[What needs to be done] Count the lines below that contain the word "Rabit", and report only that number.

Interface dataset entries:

□ □ □ □

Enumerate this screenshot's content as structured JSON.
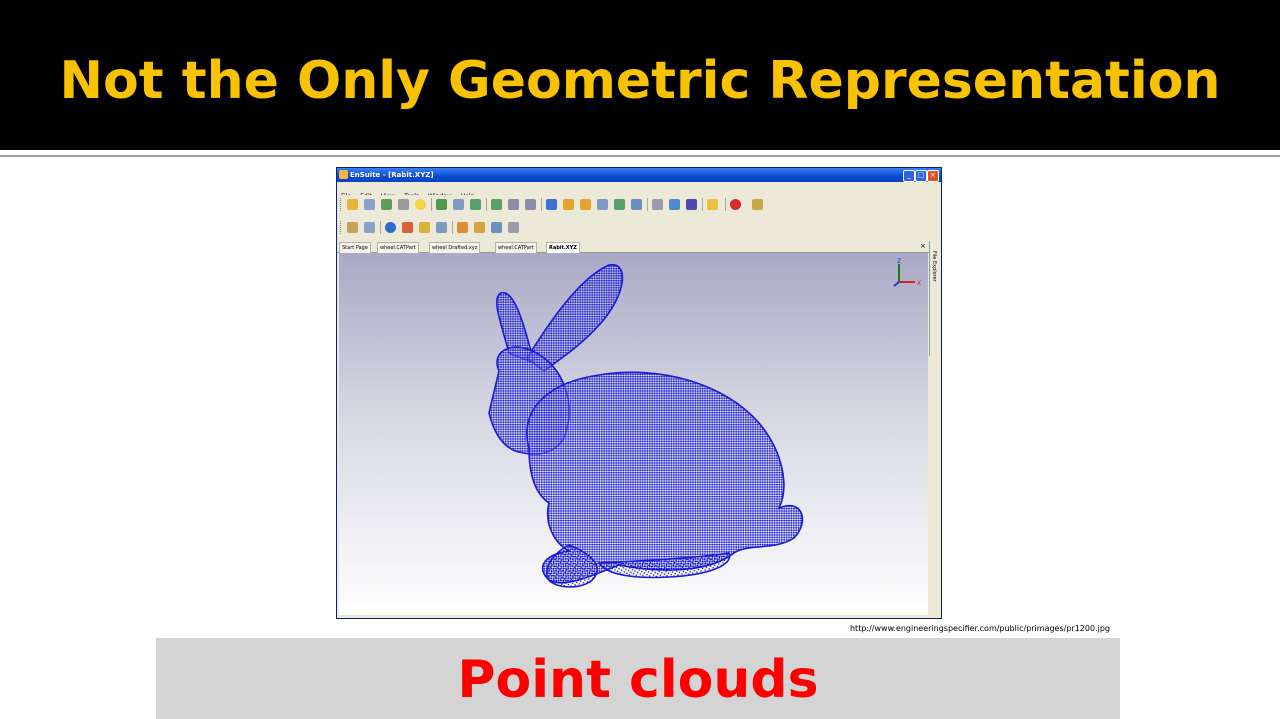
{
  "slide": {
    "title": "Not the Only Geometric Representation",
    "source_url": "http://www.engineeringspecifier.com/public/primages/pr1200.jpg",
    "caption": "Point clouds"
  },
  "window": {
    "title": "EnSuite - [Rabit.XYZ]",
    "menu": [
      "File",
      "Edit",
      "View",
      "Tools",
      "Window",
      "Help"
    ],
    "tabs": [
      "Start Page",
      "wheel.CATPart",
      "wheel Drafted.xyz",
      "wheel.CATPart",
      "Rabit.XYZ"
    ],
    "active_tab": "Rabit.XYZ",
    "side_panel_label": "File Explorer",
    "axis_labels": {
      "z": "Z",
      "x": "X"
    }
  },
  "colors": {
    "title": "#f9c200",
    "caption": "#ff0000",
    "point_cloud": "#1a1ad9"
  },
  "icons": [
    "open-icon",
    "save-icon",
    "print-icon",
    "help-icon",
    "zoom-icon",
    "select-icon",
    "pan-icon",
    "rotate-icon",
    "info-icon",
    "cube-icon"
  ]
}
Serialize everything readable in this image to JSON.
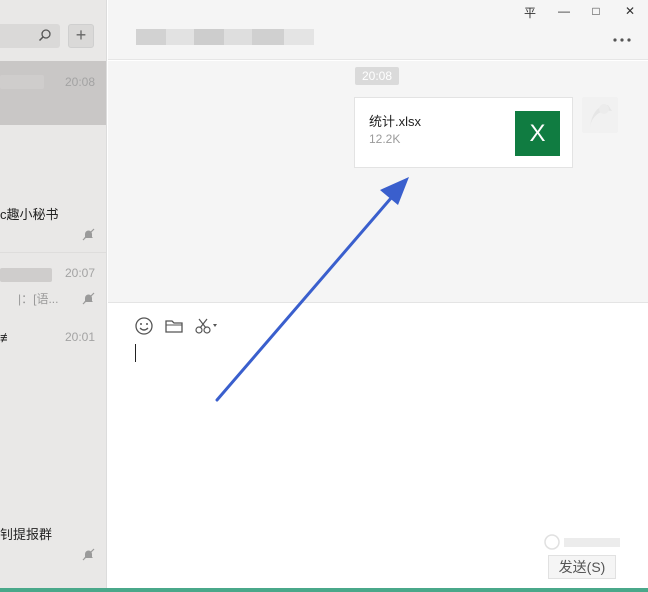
{
  "sidebar": {
    "add_label": "+",
    "chats": [
      {
        "time": "20:08"
      },
      {
        "title": "c趣小秘书"
      },
      {
        "time": "20:07",
        "preview": "|：[语..."
      },
      {
        "title": "≢",
        "time": "20:01"
      },
      {
        "title": "钊提报群"
      }
    ]
  },
  "window": {
    "controls": [
      "平",
      "—",
      "□",
      "✕"
    ],
    "more_label": "⋮"
  },
  "conversation": {
    "time_label": "20:08",
    "file": {
      "name": "统计.xlsx",
      "size": "12.2K",
      "icon_letter": "X",
      "icon_color": "#107c41"
    }
  },
  "composer": {
    "send_label": "发送(S)"
  },
  "annotation": {
    "arrow_color": "#3a5fcd"
  }
}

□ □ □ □

[Task answer] 3